• **Your assignment**:
How many lines below include the word "JSON"? State that number and nothing else.

• **Data to examine**:
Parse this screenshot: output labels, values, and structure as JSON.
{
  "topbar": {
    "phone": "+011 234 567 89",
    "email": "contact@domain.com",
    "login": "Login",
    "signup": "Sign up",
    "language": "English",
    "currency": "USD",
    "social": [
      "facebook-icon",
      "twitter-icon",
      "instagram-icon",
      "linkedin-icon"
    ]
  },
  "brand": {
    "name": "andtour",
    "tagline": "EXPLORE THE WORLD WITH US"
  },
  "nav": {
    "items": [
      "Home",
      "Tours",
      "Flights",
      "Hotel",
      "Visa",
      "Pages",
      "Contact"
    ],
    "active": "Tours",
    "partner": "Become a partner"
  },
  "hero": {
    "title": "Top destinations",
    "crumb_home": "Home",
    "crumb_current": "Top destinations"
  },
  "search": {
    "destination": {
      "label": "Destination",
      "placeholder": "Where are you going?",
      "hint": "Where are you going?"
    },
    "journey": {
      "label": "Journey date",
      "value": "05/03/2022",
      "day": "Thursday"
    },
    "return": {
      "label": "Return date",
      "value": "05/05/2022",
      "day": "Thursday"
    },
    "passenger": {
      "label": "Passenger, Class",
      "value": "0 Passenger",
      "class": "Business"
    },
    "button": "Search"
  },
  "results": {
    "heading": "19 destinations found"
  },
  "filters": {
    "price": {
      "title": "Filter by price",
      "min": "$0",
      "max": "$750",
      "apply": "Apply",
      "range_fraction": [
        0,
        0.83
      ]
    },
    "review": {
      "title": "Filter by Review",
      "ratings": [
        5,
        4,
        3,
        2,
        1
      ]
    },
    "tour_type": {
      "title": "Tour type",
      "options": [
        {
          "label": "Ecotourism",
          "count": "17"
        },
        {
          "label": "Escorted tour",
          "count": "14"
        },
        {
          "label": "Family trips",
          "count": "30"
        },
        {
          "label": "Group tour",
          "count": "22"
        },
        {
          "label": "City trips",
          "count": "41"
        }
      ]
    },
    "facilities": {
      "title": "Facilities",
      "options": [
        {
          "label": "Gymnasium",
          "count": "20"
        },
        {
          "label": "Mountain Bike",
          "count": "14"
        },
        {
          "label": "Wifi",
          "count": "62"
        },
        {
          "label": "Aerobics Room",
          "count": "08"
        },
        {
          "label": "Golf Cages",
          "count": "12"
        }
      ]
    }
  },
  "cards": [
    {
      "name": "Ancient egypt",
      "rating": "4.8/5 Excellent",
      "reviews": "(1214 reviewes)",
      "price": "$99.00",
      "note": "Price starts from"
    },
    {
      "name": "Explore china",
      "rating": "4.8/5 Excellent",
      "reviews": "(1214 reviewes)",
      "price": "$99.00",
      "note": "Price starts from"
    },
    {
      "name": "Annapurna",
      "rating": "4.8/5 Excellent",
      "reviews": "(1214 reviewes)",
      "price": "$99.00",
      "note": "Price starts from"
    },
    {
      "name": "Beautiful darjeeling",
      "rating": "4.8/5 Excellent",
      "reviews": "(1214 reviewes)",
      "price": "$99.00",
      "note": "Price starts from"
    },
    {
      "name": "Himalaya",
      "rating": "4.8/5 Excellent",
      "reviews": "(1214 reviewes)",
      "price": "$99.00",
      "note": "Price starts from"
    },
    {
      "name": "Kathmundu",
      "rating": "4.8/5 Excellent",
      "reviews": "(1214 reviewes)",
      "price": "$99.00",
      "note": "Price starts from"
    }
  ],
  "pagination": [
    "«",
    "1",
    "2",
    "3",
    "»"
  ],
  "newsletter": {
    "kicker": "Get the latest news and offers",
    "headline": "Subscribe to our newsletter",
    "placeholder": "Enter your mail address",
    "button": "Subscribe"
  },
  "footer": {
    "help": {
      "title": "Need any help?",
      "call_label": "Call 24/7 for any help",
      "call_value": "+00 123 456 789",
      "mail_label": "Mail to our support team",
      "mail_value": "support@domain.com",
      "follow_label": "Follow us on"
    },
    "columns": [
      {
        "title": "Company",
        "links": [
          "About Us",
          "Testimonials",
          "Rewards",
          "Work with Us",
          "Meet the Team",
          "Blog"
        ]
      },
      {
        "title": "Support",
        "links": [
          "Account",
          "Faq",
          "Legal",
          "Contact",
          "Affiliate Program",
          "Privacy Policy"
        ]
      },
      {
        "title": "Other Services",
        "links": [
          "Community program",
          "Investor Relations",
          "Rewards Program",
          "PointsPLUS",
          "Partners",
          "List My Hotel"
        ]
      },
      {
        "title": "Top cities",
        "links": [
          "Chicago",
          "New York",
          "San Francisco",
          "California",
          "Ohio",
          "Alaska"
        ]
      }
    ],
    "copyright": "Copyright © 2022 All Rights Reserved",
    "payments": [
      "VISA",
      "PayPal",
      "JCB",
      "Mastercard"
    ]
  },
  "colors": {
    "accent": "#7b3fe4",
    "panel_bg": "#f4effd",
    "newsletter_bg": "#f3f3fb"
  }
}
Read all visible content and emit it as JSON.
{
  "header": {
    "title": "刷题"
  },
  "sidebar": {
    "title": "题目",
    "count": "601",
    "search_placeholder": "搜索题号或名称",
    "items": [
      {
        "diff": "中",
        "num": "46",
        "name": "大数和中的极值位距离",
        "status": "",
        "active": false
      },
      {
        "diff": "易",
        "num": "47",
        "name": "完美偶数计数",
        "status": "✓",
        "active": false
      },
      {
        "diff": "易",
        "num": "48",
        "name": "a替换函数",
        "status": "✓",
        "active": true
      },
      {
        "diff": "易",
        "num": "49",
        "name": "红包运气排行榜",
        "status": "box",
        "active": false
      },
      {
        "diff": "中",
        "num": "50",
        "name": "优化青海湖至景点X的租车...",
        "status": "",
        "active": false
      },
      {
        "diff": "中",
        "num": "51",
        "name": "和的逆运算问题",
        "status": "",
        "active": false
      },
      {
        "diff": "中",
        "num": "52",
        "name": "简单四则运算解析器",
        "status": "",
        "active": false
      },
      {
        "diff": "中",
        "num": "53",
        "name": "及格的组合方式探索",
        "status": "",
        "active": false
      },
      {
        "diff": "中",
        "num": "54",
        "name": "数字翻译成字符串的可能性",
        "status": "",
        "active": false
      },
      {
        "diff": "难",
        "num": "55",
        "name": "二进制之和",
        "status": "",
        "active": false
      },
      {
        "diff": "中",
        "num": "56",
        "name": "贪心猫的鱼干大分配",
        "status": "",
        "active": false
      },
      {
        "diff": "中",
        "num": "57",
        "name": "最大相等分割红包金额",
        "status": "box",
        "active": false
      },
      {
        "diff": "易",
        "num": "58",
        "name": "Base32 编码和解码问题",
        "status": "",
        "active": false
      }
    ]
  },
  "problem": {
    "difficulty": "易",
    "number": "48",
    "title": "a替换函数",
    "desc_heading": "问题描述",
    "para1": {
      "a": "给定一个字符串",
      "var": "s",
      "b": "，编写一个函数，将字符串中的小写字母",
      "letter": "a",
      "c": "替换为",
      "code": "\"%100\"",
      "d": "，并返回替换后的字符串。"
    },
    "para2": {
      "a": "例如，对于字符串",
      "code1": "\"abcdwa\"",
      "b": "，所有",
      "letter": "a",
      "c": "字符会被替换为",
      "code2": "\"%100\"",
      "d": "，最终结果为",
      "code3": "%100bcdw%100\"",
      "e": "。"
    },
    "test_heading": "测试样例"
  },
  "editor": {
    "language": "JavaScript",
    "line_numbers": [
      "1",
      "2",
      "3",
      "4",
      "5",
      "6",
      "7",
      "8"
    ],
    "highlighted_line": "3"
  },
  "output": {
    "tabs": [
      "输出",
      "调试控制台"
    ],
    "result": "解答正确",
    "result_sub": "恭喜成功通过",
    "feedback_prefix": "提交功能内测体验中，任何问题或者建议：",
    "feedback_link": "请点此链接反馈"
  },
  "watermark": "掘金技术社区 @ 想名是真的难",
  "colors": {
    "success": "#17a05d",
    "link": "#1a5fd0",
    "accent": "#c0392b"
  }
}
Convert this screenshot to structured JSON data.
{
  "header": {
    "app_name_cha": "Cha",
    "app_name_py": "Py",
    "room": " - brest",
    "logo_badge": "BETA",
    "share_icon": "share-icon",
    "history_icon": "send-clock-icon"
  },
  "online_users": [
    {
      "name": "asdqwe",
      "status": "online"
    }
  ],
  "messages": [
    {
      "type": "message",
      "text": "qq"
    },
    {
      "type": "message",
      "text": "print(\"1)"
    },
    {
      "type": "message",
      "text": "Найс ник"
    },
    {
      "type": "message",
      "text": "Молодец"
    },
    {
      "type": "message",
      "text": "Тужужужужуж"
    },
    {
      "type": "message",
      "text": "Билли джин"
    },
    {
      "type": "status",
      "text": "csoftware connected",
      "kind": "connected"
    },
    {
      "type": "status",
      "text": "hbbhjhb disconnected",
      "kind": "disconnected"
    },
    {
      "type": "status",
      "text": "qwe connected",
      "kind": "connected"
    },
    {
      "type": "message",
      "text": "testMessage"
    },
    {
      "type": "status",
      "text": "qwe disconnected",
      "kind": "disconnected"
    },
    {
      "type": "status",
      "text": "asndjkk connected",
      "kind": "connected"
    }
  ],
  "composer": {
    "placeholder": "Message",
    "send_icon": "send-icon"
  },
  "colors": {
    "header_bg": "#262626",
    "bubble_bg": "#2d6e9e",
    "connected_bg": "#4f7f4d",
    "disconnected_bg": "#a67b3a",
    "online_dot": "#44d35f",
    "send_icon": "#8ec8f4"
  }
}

• **Output of the exercise**:
3